The complexity of the healthcare system is hard to wrap your head around. Even (maybe especially) after a long day of conversing on and listening to ideas on the topic. The Mayo Transform2011 Symposium seeks to both open up and tear down this complexity, with its varied roster of passionate people working in a tough arena where the past, present and future in healthcare converge.
And hospitals are (or should be) a thing of the past in healthcare. At least, hospitals as we think of them: giant institutional campuses where we go when we are sick. (That this came up repeatedly today at the Mayo Clinic, one of the most renowned of these institutions, is indicative of the terrific work being done there.)
As many of the speakers noted today, the key to future healthcare is in designing for the patient, from a holistic perspective, rather than merely at the touchpoint of the hospital. The most insightful and exciting ideas expressed at Transform were with those finding the opportunities to break away from the institution of the traditional hospital.
The concept was exemplified in the breakout session, "Unlocking the Power of Sharing Data," in which the speakers emphasized the necessity and eventuality of every individual's health records being in a shared system for managing their health. This concept immediately seems scary—health data is private, and very personal. To share it, or have it sitting on some server somewhere, feels exposed. John Wilbanks, of Creative Commons, made the interesting argument that most people are already willingly and unknowingly sharing data—via Facebook, online surveys, shopping, even Google searches. Wilbanks and the panel, with Ian Eslick of MIT and Lybba.org, Jesse Dylan of Lybba.org, and Michael Seid, MD, of Cincinnati Children's Hospital, advocate for a shared health data system to increase efficiency and innovation in hospitals, and a better experience for patients. With this system, the panel described the notion of hospitals as "heavily-connected hubs" within a larger healthcare network.
Further on in the day, Halle Tecco, founder of Rock Health, an incubator for health-centered app development, provided a perfect example to back them up. A friend of hers was being treated for a brain tumor by being monitored regularly by doctors at Stanford University, when she went into a coma and was rushed to UCSF. It took her medical team at UCSF four full days to secure her full medical records from Stanford, only 35 miles south. If the two hospitals had been better connected, Tecco's friend would have had surgery the day she was admitted.
Another speaker embodying this concept of breaking out of the hospital-as-static-institution was Jay Parkinson, MD, MPH. Parkinson set up a private, primary care practice out of his home in Brooklyn, NY. He combined an old model of medicine—house calls—with a 'new' way of providing a service that we are all accustomed to. To schedule appointments, patients could go to his website, enter their symptoms, and set up a house call.
It seems like an obvious and simple concept—and in many ways it is. But, no one does it, and the model challenges the current healthcare system and concept that the hospital is the place to go when you are sick.
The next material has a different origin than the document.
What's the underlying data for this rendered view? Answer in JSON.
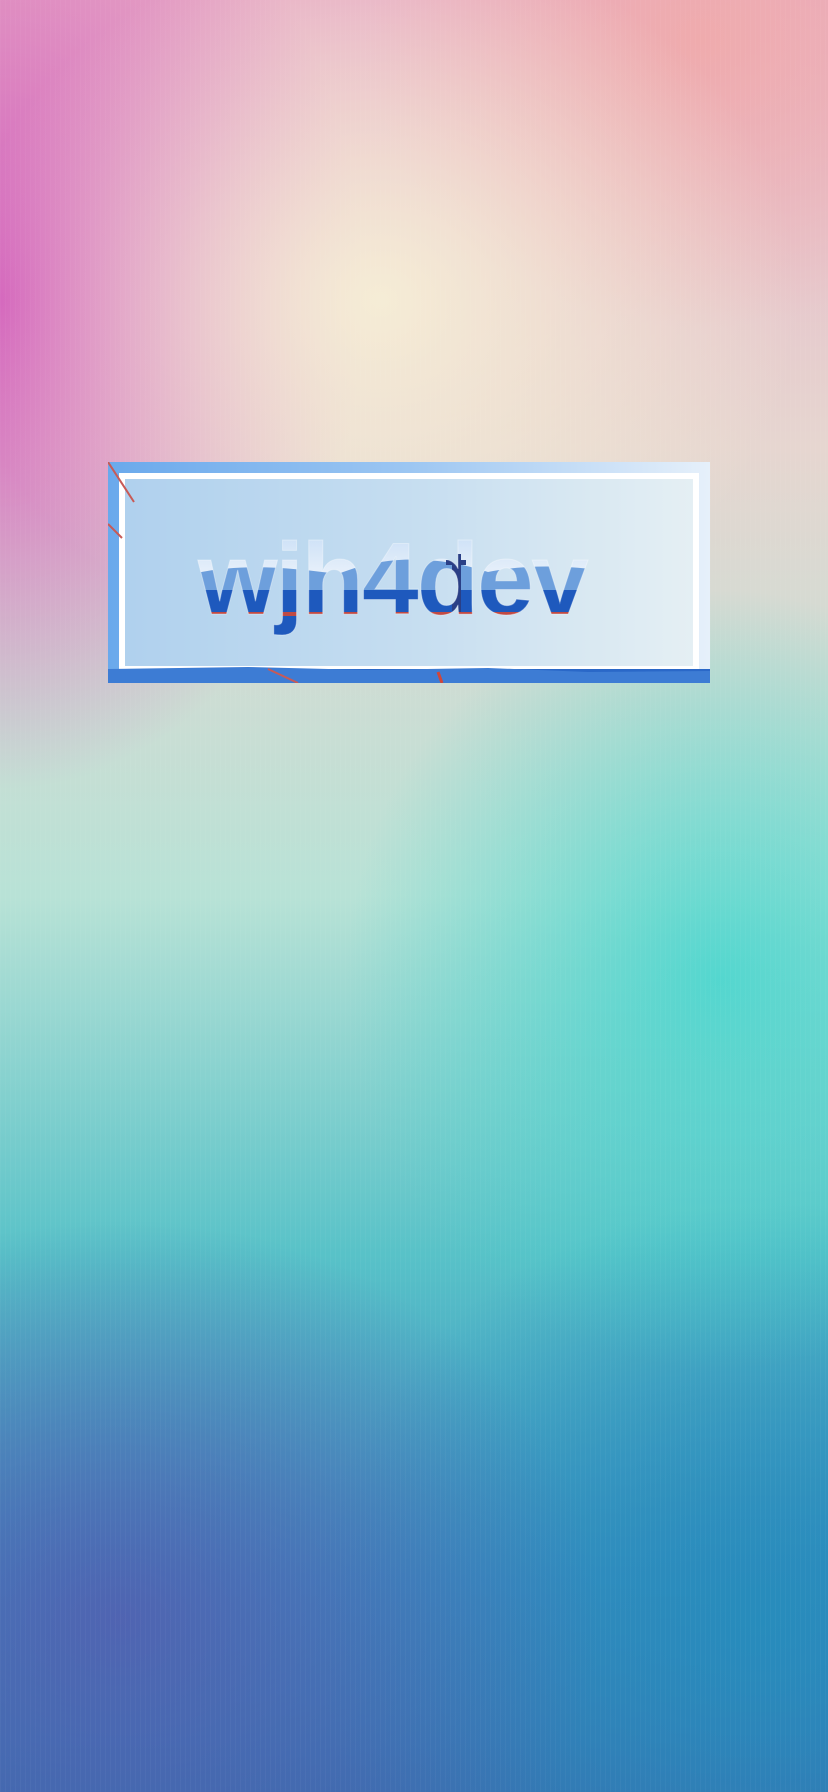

Someone reported Parkinson's practice, and the New York Health board put him under investigation. He is no longer practicing medicine, but he has started many other ventures in the health arena.
Parkinson's example, along with Rock Health and the data-sharing advocates shows how we are in an exciting time in healthcare, and the complexity that creativity and design encounter in altering our behemoth medical institutions.